(Website and app data records)

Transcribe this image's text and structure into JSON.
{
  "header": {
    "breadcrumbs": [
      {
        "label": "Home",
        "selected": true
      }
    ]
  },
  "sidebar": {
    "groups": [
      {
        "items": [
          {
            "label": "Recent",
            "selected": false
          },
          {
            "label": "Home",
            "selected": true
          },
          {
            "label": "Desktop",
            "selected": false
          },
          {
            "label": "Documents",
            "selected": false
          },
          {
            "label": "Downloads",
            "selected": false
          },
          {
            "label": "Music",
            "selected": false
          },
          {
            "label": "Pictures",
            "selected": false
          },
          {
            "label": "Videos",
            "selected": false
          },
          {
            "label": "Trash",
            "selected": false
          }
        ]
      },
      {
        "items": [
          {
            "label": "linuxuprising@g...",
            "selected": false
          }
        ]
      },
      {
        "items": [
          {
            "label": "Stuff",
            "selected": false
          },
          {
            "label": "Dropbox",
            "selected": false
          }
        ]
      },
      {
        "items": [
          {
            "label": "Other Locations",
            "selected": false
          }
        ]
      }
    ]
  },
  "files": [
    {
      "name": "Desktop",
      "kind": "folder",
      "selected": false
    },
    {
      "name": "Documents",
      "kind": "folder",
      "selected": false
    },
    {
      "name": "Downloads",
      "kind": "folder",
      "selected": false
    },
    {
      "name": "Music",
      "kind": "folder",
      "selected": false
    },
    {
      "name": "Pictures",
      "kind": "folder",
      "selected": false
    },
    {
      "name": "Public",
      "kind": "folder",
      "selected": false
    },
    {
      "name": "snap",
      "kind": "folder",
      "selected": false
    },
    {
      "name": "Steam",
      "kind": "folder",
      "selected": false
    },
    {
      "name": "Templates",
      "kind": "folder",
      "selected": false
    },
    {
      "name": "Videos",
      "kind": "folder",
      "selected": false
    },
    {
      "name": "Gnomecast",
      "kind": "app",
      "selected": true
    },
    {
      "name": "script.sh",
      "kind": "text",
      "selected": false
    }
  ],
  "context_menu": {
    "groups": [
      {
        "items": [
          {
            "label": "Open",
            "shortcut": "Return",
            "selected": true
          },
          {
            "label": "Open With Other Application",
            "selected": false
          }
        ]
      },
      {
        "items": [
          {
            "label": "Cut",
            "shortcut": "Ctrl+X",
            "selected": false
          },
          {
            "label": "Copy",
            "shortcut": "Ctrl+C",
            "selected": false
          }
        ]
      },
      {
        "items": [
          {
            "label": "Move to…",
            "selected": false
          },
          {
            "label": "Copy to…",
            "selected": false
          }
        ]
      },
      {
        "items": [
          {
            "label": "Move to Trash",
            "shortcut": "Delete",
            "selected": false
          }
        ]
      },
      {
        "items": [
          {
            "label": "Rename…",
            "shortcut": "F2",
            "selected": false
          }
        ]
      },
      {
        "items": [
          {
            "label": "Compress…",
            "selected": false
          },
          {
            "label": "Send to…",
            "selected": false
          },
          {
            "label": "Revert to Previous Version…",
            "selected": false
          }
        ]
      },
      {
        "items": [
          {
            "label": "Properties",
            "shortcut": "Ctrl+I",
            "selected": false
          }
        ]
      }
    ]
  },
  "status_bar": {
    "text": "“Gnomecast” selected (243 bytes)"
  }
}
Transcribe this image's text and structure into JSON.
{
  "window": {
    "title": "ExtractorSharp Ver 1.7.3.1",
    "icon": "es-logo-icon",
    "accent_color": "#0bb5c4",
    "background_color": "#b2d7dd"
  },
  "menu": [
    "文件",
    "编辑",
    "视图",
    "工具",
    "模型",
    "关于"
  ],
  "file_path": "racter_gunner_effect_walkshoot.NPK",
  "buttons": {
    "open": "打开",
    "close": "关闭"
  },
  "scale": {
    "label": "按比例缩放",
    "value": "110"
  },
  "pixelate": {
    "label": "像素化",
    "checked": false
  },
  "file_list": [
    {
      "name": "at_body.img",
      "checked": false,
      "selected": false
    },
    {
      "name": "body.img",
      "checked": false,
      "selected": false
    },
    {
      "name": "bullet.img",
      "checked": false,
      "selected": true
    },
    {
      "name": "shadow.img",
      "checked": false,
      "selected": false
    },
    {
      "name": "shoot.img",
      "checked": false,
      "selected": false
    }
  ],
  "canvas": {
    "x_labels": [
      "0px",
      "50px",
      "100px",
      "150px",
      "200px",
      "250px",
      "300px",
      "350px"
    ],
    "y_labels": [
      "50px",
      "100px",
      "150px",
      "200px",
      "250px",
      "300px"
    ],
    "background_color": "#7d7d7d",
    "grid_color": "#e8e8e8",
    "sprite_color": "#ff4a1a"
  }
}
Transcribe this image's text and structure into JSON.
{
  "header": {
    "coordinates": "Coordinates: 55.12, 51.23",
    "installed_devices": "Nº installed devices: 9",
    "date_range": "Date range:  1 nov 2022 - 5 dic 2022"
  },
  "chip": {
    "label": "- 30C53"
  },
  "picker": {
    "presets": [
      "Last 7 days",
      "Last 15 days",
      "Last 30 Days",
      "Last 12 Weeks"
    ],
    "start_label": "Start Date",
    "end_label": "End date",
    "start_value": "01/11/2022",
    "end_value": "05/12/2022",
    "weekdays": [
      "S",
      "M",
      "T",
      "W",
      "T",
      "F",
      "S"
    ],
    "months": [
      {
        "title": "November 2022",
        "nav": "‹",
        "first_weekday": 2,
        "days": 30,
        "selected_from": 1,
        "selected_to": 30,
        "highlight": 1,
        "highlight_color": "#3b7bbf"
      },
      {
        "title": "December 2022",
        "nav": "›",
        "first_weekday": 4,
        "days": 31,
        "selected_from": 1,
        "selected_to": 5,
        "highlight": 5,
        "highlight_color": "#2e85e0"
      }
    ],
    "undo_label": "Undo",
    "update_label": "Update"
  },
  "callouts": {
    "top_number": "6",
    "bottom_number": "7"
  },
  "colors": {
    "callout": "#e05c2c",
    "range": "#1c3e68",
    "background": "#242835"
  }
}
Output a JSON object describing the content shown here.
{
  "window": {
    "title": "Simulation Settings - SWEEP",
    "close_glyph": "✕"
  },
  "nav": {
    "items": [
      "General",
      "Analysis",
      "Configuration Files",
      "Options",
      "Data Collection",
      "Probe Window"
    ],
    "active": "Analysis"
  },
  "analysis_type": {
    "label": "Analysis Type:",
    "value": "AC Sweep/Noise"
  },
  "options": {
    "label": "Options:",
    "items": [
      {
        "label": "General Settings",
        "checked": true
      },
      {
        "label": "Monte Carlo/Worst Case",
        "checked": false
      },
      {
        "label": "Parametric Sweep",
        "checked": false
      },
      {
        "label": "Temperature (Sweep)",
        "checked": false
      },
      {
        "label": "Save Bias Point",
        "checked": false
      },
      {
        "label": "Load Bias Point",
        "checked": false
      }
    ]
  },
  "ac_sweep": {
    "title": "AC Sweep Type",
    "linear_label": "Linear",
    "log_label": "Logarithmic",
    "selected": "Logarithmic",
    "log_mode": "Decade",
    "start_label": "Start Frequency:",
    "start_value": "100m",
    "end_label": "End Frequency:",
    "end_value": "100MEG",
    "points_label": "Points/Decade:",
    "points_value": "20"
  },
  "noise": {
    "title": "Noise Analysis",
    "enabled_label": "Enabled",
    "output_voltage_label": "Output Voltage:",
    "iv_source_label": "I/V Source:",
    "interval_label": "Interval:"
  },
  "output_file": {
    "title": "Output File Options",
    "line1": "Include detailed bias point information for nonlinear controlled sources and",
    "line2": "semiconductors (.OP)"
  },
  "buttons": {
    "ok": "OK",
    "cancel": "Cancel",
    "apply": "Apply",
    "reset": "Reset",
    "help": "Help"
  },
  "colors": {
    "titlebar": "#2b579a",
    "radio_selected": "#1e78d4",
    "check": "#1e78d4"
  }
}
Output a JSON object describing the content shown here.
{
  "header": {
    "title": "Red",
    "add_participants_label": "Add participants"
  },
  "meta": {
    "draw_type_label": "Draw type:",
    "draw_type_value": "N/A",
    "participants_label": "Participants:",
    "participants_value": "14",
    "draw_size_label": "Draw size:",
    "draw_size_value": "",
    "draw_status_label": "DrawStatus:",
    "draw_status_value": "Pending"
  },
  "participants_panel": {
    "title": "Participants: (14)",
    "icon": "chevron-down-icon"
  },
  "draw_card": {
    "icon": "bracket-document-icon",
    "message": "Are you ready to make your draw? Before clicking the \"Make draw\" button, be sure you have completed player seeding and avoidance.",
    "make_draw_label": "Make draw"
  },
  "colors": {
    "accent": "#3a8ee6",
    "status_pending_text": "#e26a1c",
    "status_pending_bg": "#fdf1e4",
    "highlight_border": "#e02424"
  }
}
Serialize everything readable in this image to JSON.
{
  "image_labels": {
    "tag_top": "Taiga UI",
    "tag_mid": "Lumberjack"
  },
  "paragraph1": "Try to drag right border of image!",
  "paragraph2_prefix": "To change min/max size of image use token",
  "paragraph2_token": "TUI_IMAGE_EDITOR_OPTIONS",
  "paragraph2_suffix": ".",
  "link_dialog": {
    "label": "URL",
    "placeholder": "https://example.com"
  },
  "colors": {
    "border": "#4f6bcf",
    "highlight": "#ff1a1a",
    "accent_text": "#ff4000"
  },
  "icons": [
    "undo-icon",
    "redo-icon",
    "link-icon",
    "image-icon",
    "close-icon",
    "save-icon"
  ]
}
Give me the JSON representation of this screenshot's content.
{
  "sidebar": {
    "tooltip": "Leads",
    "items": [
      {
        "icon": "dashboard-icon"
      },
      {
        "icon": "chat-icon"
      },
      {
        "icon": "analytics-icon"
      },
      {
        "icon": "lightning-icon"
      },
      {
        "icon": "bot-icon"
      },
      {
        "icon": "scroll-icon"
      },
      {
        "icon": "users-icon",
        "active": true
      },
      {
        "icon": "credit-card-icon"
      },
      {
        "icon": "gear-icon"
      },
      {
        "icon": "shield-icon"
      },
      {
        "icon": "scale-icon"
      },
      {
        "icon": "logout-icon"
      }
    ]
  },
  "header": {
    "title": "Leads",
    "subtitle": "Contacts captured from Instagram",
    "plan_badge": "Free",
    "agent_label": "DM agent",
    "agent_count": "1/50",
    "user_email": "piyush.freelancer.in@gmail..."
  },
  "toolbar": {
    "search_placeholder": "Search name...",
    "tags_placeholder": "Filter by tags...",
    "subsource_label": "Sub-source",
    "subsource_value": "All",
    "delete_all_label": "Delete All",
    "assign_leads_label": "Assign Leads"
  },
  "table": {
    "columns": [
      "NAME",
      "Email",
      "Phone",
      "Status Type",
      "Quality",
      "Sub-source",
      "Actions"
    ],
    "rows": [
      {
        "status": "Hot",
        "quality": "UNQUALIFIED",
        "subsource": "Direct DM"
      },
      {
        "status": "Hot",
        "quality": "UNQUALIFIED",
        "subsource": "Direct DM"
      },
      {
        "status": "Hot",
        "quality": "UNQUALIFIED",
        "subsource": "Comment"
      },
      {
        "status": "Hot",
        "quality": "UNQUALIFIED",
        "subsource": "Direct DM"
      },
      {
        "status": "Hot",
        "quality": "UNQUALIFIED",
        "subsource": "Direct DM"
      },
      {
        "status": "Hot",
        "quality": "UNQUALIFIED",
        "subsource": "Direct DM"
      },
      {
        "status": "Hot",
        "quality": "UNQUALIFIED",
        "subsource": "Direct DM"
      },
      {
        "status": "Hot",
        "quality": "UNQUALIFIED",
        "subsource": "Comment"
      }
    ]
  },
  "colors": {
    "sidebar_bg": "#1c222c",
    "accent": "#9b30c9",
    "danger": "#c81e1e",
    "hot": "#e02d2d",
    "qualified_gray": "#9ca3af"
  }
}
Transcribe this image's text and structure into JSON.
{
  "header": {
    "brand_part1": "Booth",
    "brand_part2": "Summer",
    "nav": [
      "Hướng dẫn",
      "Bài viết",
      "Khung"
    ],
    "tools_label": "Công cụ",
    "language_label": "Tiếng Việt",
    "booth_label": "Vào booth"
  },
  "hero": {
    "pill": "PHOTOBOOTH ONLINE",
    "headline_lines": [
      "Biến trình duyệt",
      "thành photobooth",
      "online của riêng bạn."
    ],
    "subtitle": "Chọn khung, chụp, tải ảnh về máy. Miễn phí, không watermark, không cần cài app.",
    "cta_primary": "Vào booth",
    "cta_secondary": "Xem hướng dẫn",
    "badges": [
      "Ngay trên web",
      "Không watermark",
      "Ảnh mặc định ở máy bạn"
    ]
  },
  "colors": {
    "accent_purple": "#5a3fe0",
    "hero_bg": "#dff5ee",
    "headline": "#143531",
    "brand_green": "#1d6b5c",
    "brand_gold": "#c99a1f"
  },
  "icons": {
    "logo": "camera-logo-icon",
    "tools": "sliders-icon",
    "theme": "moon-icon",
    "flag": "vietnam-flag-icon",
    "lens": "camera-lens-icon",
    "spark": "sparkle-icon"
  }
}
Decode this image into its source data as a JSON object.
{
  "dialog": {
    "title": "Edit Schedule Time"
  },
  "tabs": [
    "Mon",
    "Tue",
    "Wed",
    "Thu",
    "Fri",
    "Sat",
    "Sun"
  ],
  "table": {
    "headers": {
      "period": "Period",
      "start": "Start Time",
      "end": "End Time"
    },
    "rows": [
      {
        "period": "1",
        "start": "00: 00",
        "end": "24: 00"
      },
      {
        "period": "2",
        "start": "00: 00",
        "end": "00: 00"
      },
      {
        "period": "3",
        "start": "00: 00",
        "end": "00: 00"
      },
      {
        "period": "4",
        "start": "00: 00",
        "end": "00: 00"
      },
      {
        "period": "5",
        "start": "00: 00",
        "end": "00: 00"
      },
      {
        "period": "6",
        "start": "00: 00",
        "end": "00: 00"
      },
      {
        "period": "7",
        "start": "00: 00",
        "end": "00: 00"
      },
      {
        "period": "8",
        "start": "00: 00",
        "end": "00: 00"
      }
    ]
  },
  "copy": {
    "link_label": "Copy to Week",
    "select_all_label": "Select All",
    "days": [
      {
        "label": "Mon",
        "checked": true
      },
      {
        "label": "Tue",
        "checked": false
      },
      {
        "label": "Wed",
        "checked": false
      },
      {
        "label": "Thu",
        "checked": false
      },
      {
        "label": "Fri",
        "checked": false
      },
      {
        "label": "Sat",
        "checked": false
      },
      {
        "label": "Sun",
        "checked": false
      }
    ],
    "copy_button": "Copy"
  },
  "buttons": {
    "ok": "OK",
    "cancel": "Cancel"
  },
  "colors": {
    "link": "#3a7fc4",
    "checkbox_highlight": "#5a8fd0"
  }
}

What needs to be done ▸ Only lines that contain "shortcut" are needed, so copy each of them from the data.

Response to the task ▸
            "shortcut": "Return",
            "shortcut": "Ctrl+X",
            "shortcut": "Ctrl+C",
            "shortcut": "Delete",
            "shortcut": "F2",
            "shortcut": "Ctrl+I",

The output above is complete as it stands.